After coming back from an art exhibition at Virginia Commonwealth University, painter Stephen Westfall had a dream.
“I came back to New York and promptly had a dream about painting the entire interior so I woke up my girlfriend at 5 in the morning,” Westfall said. “[I] stumbled to the computer and typed off a letter saying I had this dream: How about I paint the interior of Solvent Space [at VCU]?”
Westfall, who is giving a lecture 7 p.m. Friday at Hultquist Center, had been doing canvas paintings, but began thinking more architecturally after being commissioned to make designs for stained-glass windows in a chapel. Then, seeing work by artists such as Polly Apfelbaum at Solvent Space sparked an idea for a large-scale wall painting.
From there, Westfall taught students his design and how to make it, and this collaboration transformed the gallery space into something that resembled a geometric Fabergé egg, he said. After that 2007 installation, he began doing more of those geometric wall paintings at places such as OMI International Arts Center and McNay Art Museum, and recently completed two installations at University of California, Santa Barbara, one of which is a 100-feet-long and 20-feet-high panorama that spans all four walls of the gallery.
During his Visual Arts at Chautauqua Institution lecture, Westfall, a painting professor at Rutgers University, said those wall paintings would comprise the bulk of the talk, but he will also discuss the differences between genres such as minimalism and pop art, as well as how architecture influenced him as an artist.
Although many people have characterized him as a hard-edge painter who creates distinct separations between colors, Westfall doesn’t use the same techniques and instead thinks of himself more as a post-pop geometric painter. Additionally, in his geometric abstraction work, Westfall said he recognizes that nothing is truly abstract.
“You look at my work and you see Harlequin [diamond] patterns, then the Harlequins attached to costumes, they attach to 20th-century art, ” Westfall said. “There’s always a connotation to everything. … The fiction of painting is that I’m painting Arcadia where there are no paintings; it seems to me not true to how recursive life really is.”
Westfall’s interest in architecture began very young, and he would read reviews of architecture in Time magazine and check out books on architects when he was 10 or 12. Later, during his college years, Westfall became an art critic, while showing his own figurative-style work. It was through interactions in the 1970s with abstract painters such as Agnes Martin and minimalist artists in Los Angeles that Westfall gradually moved toward geometric abstraction.

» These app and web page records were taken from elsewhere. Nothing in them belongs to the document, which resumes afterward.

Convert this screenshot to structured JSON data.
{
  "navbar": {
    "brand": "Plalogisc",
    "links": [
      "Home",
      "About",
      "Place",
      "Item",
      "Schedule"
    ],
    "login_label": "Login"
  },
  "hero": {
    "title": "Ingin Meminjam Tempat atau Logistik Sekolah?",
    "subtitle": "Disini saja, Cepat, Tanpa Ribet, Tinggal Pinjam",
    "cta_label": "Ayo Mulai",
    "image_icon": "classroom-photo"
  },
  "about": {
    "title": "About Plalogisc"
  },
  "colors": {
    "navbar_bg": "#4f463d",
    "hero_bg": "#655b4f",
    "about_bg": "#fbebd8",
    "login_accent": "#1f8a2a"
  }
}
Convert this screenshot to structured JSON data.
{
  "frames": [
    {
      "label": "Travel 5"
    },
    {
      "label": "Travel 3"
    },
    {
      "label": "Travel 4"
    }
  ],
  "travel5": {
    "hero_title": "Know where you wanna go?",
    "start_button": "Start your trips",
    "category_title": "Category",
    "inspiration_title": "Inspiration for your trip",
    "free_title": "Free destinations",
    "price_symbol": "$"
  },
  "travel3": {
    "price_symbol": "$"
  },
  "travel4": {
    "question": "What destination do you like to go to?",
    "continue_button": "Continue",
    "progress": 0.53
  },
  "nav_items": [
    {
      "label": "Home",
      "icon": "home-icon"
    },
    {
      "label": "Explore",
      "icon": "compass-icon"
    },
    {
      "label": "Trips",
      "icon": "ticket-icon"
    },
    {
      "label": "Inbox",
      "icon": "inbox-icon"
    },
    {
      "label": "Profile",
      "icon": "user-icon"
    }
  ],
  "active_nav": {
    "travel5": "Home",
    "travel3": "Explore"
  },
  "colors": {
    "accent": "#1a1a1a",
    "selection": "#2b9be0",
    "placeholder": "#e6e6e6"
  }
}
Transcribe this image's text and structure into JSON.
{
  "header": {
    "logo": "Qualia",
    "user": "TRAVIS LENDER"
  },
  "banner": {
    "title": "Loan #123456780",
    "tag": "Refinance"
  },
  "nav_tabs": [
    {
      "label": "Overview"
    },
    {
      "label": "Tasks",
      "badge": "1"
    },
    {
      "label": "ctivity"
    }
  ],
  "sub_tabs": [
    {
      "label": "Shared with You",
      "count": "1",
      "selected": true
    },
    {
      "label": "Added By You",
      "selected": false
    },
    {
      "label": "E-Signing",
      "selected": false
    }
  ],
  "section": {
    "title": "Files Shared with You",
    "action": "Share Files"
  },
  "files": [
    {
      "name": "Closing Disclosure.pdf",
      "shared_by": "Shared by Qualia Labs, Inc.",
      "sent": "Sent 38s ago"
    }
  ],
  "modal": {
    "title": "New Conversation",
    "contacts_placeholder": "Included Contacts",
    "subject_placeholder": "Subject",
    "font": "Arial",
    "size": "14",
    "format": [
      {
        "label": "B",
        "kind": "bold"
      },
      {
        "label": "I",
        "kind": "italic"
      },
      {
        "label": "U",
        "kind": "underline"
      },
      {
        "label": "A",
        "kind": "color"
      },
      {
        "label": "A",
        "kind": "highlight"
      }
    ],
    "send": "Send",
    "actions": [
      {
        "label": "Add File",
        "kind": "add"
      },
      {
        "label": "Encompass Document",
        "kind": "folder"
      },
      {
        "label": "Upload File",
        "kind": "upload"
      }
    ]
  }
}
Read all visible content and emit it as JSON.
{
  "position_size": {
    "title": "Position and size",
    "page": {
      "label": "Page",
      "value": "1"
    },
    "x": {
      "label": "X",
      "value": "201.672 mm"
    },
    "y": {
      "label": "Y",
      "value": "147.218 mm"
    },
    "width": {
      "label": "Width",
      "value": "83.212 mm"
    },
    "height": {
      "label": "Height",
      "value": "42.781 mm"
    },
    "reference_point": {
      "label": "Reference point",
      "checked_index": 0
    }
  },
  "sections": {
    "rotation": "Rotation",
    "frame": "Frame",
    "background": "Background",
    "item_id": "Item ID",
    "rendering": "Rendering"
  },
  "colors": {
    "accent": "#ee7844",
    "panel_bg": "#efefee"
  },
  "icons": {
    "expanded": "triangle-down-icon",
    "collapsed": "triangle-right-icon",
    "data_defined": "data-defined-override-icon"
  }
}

Besides architecture, Westfall said his work can relate to sign painting in the way that someone could spot a brightly colored billboard or sign from a kilometer away. In fact, many American art movements such as pop art and abstract expressionism allow for “color telegraphing across space” in paintings, in a way that intimate European art couldn’t always do. Westfall said thinking about how space and light affect a painting can help artists approach their work in a newer or more exciting way.
“You’re in a conversation with space,” Westfall said. “I often tell students, one way to work is [to] imagine a room, the dimensions variable, the light-source variable … [and] see what they look like and then make those paintings, as opposed to like, ‘Ugh, I’ve got to make another nude.’ ”